→ **Description of the task**
Your answer must be a single number: the count of lines in the entries below that hold "glitch".

→ **The data**

*****

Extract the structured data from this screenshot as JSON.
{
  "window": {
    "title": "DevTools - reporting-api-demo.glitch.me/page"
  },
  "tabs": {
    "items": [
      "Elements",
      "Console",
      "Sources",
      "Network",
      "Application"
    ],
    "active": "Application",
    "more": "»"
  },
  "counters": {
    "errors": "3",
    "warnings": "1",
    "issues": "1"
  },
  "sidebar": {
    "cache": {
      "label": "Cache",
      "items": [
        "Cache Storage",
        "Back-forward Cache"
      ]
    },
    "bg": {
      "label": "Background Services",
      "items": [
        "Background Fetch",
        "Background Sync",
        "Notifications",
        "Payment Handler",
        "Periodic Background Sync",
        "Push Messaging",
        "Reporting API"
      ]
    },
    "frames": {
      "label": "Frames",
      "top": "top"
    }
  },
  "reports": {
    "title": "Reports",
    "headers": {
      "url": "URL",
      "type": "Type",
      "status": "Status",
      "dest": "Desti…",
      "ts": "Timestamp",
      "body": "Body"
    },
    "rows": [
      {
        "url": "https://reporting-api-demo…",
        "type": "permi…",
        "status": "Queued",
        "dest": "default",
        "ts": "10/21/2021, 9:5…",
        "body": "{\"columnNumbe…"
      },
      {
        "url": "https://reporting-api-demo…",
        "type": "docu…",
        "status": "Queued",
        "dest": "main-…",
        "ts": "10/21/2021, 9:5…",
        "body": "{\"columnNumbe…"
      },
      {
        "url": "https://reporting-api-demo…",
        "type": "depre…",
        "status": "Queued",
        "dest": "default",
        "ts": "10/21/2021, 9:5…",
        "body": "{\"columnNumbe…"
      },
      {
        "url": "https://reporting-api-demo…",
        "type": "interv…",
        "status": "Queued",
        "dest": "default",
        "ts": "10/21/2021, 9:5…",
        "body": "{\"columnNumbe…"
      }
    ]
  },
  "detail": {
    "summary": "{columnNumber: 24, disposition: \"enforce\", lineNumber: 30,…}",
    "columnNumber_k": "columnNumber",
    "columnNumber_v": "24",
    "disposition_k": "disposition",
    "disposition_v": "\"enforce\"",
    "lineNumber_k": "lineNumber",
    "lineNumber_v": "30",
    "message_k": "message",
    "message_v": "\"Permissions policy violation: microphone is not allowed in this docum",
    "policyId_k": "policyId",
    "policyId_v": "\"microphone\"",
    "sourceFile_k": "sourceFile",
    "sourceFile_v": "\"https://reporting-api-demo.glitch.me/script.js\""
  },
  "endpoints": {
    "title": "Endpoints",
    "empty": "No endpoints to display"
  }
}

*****

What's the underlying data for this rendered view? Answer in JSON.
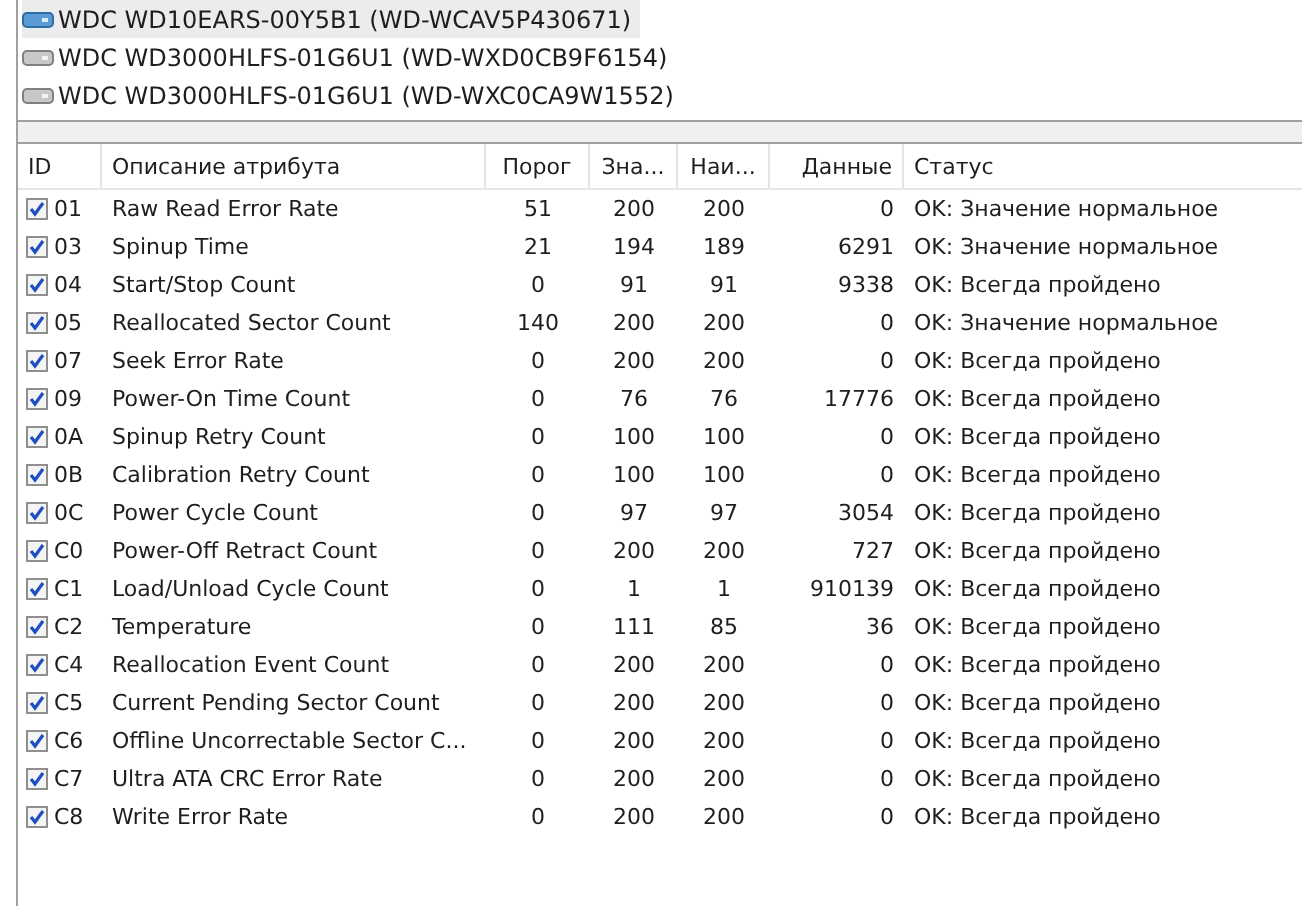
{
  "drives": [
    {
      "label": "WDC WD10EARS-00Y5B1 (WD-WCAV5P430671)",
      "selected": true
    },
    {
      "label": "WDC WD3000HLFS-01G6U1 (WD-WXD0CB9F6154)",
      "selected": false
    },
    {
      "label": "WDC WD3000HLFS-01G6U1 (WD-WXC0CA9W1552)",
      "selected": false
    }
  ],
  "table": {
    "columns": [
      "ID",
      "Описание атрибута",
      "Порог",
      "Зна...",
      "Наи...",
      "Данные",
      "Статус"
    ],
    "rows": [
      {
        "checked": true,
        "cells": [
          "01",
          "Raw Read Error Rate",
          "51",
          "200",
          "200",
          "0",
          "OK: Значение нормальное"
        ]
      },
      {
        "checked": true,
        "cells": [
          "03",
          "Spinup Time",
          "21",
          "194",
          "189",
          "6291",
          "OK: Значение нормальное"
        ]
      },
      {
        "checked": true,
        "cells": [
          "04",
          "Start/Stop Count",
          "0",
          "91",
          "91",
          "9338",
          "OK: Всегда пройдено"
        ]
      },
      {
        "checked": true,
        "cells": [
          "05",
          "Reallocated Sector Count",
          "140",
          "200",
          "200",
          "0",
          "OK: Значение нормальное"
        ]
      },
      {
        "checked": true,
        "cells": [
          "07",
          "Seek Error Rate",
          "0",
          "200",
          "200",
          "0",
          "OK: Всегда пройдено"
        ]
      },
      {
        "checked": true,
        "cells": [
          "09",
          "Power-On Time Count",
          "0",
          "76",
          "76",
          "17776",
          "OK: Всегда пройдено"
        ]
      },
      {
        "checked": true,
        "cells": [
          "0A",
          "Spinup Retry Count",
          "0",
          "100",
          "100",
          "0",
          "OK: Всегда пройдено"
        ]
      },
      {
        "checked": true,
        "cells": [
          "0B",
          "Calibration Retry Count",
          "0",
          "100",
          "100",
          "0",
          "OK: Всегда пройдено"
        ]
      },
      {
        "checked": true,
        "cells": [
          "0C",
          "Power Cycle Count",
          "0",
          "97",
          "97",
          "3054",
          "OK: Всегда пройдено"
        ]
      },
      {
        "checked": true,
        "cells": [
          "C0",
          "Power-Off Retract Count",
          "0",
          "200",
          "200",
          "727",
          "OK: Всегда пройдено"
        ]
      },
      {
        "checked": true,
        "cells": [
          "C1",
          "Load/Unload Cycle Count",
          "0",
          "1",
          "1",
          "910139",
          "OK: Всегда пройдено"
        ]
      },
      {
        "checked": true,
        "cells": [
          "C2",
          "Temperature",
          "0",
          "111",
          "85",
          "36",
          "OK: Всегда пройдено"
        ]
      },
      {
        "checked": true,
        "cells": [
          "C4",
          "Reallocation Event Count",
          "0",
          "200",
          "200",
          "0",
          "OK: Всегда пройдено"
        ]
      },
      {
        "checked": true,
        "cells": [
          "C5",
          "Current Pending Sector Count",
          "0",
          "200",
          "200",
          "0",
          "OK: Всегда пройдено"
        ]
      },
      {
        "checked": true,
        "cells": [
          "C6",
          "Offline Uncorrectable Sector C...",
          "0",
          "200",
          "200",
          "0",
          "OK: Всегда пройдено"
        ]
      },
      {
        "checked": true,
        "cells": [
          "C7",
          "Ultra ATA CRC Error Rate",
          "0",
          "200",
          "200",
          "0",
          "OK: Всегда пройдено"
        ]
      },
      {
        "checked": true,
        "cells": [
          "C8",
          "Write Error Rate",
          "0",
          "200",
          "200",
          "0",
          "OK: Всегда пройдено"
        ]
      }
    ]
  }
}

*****

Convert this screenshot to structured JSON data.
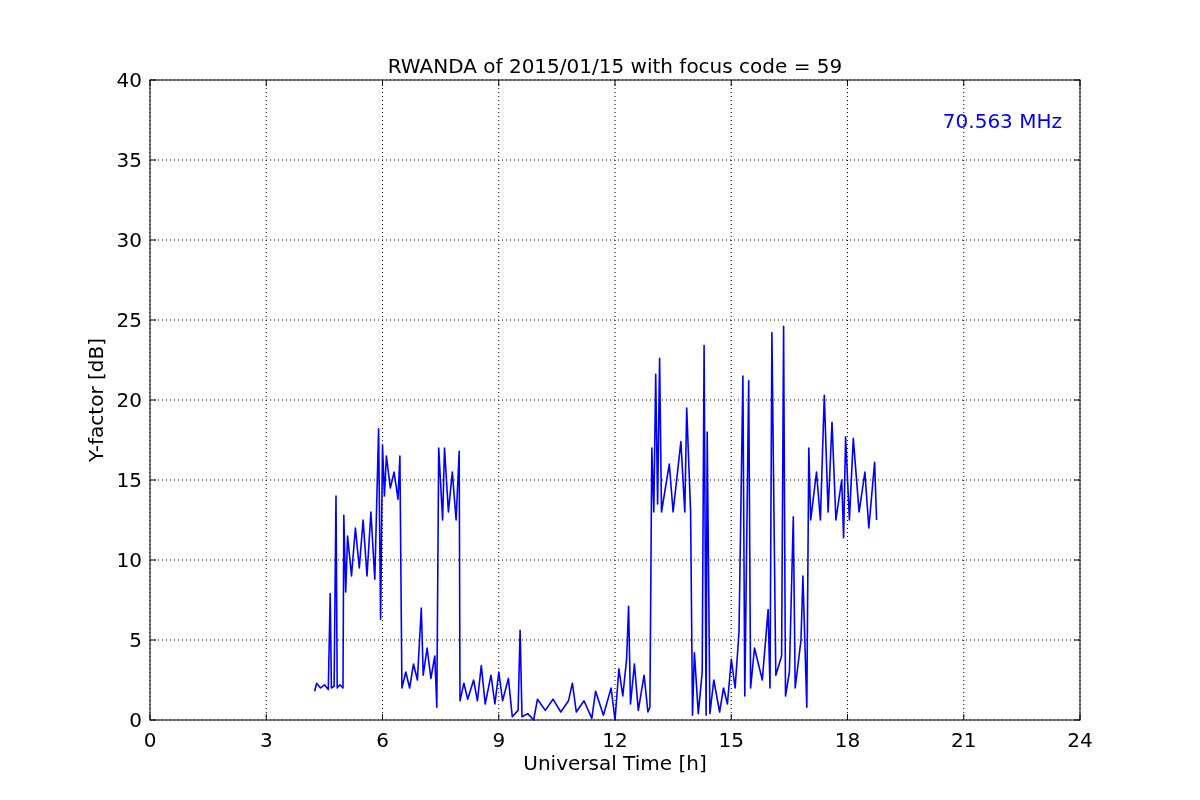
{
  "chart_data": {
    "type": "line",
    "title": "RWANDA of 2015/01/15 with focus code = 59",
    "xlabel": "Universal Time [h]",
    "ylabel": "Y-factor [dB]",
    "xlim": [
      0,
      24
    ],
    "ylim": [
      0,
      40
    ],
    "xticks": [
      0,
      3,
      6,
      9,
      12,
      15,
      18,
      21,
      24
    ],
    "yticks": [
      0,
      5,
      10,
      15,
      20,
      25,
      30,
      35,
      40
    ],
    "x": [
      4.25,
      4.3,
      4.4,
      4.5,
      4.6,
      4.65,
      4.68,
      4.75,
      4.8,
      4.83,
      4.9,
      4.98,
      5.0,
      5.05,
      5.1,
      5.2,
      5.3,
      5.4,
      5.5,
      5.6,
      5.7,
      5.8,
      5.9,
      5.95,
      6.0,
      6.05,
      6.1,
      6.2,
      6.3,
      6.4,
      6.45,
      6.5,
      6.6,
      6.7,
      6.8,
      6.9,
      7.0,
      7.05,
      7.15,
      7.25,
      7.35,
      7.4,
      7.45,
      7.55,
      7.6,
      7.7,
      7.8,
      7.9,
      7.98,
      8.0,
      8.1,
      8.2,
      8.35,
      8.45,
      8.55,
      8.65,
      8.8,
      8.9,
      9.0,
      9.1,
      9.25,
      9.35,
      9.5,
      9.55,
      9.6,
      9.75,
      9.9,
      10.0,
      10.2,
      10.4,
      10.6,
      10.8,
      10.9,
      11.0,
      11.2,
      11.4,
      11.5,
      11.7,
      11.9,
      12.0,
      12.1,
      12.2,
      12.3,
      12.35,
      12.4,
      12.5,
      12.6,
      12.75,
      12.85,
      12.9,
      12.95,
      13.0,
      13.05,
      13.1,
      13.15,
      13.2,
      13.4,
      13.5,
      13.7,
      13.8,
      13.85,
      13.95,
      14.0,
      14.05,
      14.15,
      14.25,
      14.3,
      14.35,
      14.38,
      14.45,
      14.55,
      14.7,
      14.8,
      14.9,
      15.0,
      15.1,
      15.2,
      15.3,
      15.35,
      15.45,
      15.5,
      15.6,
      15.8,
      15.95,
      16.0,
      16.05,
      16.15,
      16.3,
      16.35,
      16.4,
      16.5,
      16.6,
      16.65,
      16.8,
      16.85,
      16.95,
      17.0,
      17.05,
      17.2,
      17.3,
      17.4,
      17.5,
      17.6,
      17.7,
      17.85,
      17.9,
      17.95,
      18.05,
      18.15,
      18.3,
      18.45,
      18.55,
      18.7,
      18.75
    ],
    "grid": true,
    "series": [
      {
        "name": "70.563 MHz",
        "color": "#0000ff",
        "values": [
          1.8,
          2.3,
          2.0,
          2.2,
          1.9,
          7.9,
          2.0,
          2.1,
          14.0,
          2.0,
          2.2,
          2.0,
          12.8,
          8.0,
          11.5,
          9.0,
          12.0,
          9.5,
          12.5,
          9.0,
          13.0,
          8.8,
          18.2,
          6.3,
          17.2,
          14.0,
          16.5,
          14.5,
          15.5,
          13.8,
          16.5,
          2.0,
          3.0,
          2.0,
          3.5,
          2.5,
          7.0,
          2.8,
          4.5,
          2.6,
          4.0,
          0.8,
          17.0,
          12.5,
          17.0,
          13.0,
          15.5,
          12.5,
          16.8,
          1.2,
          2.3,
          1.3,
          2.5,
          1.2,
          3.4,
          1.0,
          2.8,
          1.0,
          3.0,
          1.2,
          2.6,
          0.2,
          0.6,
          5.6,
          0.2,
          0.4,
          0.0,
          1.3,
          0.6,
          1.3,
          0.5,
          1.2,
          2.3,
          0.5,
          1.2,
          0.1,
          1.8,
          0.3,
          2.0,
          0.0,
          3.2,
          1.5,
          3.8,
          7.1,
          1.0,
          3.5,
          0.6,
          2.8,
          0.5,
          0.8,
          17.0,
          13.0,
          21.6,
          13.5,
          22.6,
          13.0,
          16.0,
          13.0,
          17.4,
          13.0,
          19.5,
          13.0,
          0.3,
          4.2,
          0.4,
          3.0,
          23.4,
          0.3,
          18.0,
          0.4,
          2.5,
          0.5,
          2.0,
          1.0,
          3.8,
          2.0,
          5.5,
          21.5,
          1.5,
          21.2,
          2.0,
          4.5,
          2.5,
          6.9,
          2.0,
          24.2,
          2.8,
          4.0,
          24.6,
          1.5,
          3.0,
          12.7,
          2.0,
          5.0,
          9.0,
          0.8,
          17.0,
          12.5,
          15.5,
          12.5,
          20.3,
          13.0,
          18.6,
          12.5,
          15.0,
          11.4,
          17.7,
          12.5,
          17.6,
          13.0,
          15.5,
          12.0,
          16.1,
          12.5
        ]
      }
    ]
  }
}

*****

→ **Answer section**
2